If you decide to do the IP hash load balancing, this will effect the performance of your ESXi system which will require the handleing of the algorithms involved and packet management.

It is very important to know what your servers will be used for.  In almost every case, your 1 single 1Gb NIC card will be more than enough to handle all the server at full speed.

An example of performance:
We have several ESXi Servers with different drive setups.  
ESXi1 has a 4 Drive SAS RAID-5 and it is connected to our primary network card (production)
ESXi1 uses the Second NIC to plug into a VLAN2 that is connected to the SAN
(VLAN2 has several ESX boxes connected to that same SAN)
(SAN has a RAID 10 - 6 Drive Setup)

In all operations, this server will barely tap the power of both of them NICs with 6 Servers on the HOST.

When we copy vmdx files to or from the SAN .. then we see close to max performance of the RAID.. not the NIC.  ESXi 1 with the RAID5 to RAID10 pushes 115MB /sec (Megabytes).

Another ESX server we have with 2 Drives in there (RAID-1) can only push about 44MB /sec

These are extreme file transfer conditions.  Most Server operations will not see this unless it's a FILE server that has HUGE files on them.  (ISO's for example)

Hope some of this helps in your setup process.
0
 
sysbaseAuthor Commented:
Thanks guys for replying me here. really appreciate that.

So I have setup one VSwitch0, 2 NIC with it. I have attached the image as well.
I have setup
Load Balancing: IP Hash

Can you guys please suggest what I should setup the rest of properties.

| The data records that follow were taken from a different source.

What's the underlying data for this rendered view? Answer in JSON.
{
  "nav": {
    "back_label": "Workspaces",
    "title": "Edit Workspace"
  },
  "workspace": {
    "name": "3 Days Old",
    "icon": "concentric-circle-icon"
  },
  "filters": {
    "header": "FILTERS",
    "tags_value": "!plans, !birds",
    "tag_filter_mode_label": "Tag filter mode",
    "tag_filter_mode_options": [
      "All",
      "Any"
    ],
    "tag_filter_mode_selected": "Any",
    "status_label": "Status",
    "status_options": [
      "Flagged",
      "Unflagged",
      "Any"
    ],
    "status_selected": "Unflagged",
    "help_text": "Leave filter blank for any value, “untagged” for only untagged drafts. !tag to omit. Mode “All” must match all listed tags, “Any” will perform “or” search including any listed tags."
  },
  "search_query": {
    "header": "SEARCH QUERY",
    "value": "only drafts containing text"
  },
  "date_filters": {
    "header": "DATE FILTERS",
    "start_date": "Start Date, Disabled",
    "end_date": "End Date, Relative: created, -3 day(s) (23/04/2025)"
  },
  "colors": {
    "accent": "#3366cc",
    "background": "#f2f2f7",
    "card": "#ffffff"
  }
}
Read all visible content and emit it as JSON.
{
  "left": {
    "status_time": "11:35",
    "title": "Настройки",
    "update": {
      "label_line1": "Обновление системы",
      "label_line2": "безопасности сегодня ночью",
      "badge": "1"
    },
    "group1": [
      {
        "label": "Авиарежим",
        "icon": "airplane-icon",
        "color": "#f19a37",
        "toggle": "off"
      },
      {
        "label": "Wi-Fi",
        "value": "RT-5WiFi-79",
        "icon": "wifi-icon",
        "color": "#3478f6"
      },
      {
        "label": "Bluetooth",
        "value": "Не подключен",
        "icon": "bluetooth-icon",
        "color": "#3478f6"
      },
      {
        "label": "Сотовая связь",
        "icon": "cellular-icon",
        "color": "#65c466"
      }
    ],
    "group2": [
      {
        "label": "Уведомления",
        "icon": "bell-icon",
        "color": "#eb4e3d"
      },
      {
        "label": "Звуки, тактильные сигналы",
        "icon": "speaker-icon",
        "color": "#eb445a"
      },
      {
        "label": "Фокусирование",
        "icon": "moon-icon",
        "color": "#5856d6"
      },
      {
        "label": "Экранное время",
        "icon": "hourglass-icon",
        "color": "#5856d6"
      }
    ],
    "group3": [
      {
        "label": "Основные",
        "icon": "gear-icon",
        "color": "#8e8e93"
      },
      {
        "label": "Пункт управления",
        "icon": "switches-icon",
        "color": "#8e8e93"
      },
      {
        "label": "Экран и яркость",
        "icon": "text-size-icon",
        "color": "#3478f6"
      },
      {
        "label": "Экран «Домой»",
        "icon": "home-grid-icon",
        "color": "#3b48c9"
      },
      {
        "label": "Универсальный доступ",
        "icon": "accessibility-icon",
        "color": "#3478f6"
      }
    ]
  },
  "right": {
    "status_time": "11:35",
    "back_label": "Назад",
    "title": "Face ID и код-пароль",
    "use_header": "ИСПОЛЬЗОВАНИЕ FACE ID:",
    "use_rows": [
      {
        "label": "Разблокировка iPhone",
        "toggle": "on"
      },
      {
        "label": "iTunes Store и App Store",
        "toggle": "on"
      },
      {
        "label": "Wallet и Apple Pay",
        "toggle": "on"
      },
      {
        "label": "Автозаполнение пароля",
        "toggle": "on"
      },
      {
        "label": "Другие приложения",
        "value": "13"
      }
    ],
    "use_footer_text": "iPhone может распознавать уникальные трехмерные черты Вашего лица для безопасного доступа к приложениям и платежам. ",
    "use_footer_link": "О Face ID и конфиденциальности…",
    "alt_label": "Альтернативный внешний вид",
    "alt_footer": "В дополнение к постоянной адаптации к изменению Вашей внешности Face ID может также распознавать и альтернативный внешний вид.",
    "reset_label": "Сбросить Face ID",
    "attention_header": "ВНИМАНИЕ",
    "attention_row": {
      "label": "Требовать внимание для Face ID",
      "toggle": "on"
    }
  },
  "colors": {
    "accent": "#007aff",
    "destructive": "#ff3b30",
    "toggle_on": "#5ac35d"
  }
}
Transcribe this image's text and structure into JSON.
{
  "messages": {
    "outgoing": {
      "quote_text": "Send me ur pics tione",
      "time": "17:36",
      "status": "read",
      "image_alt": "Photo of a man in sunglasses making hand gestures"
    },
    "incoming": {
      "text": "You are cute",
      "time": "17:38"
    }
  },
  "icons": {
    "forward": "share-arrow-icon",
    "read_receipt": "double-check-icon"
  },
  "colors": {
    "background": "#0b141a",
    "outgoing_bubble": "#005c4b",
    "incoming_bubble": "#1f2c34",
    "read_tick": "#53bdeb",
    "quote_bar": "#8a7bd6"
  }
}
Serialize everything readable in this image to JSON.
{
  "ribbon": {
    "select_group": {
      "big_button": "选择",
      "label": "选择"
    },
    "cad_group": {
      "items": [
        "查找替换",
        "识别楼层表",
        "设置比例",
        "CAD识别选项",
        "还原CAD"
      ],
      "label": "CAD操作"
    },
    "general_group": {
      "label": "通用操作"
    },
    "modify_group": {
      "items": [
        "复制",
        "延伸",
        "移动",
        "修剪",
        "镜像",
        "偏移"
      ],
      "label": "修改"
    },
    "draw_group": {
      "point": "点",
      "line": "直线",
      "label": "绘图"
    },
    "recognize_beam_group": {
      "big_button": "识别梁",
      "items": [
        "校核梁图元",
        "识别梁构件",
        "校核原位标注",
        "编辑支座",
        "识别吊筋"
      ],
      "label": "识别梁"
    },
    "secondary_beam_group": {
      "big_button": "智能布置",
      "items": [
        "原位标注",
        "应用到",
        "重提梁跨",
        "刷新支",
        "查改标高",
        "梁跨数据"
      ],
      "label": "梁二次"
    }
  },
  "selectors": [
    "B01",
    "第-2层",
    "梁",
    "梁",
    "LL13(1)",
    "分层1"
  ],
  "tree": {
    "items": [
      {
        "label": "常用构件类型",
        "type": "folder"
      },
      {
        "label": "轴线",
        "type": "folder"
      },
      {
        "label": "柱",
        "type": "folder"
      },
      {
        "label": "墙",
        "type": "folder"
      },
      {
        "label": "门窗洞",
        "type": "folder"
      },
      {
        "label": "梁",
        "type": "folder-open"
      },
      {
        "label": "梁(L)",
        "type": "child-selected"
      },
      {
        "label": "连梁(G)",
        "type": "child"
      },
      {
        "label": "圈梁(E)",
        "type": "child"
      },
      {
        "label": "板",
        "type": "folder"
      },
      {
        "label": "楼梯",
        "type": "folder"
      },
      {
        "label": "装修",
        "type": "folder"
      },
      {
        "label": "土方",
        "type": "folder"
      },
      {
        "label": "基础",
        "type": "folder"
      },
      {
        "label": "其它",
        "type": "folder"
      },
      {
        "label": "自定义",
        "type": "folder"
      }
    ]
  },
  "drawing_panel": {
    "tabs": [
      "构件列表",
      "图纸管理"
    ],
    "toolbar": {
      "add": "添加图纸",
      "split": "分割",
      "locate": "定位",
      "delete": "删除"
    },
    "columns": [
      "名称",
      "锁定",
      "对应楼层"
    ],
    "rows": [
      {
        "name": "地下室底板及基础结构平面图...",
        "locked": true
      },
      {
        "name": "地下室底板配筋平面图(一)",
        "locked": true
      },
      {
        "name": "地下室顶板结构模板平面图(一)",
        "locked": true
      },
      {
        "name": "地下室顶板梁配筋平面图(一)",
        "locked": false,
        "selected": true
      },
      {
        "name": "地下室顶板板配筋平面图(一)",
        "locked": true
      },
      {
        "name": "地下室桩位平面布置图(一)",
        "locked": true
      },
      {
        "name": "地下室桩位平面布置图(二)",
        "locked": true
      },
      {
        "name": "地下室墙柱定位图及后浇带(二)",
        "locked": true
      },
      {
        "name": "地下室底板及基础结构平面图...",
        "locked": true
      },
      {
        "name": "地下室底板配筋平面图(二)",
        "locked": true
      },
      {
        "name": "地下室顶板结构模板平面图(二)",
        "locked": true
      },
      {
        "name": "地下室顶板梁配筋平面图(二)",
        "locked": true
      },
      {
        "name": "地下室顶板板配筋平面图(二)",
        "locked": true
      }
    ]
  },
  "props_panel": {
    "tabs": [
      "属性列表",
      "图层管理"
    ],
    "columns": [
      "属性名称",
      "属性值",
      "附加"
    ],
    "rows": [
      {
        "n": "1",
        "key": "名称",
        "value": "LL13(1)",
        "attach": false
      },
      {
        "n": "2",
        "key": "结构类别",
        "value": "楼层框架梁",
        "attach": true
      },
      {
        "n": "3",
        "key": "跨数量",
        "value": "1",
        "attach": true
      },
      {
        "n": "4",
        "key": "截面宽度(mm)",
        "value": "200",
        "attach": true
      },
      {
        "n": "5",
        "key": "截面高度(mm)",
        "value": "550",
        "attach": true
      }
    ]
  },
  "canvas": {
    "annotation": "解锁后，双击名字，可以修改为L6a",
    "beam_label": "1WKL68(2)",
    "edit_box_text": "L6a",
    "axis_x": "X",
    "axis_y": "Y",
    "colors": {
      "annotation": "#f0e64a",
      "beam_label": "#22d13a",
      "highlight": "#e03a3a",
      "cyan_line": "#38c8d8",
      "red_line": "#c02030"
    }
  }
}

You guys can have a look on the image too.

IP Hash and all these properties should be setup on VSwitch or VmNetwork (Virtual Machines Network)?
 Networking
0
 
bgoeringCommented:
What you have there looks good to me. Are you still having issues?
0

Featured Post

What does it mean to be "Always On"?

Is your cloud always on? With an Always On cloud you won't have to worry about downtime for maintenance or software application code updates, ensuring that your bottom line isn't affected.

  • 3
  • 3
  • 3
  • +1
Tackle projects and never again get stuck behind a technical roadblock.
Join Now